### MATERIAL FOR THIS EXERCISE
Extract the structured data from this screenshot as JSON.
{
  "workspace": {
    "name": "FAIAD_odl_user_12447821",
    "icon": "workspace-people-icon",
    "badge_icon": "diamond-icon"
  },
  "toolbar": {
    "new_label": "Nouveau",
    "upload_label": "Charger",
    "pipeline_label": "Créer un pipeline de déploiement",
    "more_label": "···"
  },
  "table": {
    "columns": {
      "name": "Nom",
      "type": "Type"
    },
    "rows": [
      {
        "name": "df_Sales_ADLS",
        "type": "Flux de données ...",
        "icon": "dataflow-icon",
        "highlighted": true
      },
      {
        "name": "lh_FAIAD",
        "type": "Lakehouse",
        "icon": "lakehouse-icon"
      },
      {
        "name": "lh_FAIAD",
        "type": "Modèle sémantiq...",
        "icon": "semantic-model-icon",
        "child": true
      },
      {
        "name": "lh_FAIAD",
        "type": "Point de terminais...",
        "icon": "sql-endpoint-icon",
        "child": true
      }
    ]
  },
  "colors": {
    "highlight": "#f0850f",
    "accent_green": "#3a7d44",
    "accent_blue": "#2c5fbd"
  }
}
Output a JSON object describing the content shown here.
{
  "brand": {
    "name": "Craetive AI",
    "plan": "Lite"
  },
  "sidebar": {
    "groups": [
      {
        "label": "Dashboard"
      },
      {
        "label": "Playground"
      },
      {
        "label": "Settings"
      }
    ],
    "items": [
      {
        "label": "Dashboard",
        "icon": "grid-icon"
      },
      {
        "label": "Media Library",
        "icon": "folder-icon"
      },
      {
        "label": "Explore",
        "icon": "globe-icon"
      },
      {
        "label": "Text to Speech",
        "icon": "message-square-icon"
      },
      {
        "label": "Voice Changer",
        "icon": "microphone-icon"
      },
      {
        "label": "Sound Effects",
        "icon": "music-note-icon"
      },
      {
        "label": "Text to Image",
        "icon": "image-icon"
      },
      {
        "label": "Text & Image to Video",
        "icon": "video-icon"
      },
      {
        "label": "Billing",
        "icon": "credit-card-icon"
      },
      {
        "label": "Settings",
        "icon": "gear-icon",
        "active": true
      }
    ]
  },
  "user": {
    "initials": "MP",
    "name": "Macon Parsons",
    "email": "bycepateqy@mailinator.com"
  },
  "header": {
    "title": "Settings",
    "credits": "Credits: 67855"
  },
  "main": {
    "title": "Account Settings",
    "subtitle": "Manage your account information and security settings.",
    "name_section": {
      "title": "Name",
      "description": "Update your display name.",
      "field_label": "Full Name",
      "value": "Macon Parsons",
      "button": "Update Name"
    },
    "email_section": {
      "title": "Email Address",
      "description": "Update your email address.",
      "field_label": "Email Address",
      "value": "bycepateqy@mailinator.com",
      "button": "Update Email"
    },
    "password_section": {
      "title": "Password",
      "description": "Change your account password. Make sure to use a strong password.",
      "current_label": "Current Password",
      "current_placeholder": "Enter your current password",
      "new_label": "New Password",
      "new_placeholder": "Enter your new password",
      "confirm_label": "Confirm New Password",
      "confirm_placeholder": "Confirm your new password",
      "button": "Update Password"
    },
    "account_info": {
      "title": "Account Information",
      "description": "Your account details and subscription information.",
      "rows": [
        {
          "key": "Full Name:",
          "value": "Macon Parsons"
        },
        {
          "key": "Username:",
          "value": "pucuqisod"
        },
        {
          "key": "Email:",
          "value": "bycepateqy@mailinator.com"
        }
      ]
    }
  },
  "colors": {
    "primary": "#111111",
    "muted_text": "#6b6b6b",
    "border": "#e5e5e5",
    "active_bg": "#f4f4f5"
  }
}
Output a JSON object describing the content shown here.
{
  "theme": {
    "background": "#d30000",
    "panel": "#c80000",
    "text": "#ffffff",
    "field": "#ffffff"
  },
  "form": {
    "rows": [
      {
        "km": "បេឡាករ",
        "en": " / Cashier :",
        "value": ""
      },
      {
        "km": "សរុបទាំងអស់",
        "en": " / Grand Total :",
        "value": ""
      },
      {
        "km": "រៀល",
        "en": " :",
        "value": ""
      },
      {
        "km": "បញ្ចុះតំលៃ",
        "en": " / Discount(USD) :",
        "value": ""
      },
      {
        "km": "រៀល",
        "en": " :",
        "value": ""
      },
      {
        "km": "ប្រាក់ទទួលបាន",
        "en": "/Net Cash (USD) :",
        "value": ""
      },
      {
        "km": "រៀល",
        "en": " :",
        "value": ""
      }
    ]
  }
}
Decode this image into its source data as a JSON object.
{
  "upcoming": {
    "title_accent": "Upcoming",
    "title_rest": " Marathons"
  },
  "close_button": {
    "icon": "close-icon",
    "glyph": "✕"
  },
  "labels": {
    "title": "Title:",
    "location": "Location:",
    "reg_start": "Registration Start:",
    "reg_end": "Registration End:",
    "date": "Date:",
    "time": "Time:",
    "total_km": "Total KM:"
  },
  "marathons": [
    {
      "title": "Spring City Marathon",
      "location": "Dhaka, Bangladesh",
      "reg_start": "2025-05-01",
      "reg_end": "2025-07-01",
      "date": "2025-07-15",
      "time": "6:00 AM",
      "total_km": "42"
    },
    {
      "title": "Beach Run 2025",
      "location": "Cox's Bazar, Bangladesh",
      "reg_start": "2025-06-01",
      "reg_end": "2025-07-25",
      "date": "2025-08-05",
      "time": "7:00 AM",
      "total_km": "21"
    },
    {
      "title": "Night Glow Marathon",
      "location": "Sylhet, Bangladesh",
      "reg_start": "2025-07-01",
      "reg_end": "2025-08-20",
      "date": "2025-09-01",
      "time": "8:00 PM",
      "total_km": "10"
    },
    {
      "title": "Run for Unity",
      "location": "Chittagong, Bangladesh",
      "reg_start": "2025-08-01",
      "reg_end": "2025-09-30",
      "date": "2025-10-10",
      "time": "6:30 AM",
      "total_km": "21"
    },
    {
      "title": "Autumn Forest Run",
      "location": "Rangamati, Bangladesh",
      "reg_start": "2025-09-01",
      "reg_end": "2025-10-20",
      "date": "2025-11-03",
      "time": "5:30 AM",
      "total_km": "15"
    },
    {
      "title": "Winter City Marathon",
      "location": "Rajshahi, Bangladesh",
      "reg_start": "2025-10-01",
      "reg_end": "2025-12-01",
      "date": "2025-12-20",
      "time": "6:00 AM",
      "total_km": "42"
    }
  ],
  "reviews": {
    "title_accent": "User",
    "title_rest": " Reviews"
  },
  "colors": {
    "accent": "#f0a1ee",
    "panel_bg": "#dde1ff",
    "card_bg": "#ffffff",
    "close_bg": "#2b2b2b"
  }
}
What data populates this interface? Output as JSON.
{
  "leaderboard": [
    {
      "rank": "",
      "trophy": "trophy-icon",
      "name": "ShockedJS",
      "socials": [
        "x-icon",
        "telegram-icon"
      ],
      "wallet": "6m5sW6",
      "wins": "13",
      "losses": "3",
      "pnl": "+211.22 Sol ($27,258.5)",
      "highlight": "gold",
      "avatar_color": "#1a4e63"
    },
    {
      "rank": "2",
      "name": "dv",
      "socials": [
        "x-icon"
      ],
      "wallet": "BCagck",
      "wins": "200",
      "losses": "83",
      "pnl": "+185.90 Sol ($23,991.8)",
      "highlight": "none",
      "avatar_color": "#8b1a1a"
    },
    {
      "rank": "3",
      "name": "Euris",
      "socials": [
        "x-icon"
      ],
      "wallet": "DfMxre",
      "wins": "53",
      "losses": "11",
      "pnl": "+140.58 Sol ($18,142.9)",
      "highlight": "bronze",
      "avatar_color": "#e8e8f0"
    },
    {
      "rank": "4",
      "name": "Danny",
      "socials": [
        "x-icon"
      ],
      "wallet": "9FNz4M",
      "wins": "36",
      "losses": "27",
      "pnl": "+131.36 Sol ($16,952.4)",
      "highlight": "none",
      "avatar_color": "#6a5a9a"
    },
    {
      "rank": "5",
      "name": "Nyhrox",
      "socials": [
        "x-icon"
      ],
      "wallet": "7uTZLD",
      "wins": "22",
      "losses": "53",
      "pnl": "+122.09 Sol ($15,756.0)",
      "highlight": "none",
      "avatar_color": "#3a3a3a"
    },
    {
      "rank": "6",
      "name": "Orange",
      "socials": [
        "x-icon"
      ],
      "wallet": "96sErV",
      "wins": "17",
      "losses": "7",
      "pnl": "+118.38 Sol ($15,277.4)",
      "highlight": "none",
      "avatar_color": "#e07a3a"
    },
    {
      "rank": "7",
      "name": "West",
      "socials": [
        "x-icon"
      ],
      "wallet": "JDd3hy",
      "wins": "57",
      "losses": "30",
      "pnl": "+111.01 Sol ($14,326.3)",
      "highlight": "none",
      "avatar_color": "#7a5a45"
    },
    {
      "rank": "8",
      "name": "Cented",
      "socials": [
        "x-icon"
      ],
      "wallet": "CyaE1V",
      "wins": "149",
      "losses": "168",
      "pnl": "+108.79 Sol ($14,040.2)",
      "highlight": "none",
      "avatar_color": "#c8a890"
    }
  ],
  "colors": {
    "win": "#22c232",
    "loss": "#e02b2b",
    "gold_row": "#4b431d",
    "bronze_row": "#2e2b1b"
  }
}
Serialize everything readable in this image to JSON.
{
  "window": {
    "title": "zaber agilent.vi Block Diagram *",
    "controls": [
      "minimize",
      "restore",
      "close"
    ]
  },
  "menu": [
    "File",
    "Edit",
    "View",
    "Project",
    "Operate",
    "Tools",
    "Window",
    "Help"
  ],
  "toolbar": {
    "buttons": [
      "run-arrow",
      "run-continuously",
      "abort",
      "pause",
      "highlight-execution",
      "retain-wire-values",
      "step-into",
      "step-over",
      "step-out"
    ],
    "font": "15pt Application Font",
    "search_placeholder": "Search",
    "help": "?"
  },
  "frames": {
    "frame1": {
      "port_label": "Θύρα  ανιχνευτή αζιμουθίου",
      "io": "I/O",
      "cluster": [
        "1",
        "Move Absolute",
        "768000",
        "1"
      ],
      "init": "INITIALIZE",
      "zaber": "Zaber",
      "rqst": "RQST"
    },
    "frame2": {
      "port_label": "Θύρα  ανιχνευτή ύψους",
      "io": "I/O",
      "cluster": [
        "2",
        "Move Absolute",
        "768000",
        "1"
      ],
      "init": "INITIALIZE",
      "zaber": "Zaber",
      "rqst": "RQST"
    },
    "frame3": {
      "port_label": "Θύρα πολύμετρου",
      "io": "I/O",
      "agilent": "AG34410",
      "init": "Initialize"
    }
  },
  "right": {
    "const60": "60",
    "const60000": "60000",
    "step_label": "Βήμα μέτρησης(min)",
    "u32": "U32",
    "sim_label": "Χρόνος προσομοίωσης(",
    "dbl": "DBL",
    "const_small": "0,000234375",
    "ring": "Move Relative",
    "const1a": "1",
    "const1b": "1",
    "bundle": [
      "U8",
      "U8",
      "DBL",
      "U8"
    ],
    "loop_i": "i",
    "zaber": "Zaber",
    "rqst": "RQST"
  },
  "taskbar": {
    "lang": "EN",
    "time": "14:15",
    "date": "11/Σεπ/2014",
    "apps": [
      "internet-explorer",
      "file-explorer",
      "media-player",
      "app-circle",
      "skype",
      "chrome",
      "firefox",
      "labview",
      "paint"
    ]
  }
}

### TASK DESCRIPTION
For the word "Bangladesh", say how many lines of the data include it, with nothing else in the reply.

### SOLUTION FOR THIS PROBLEM
6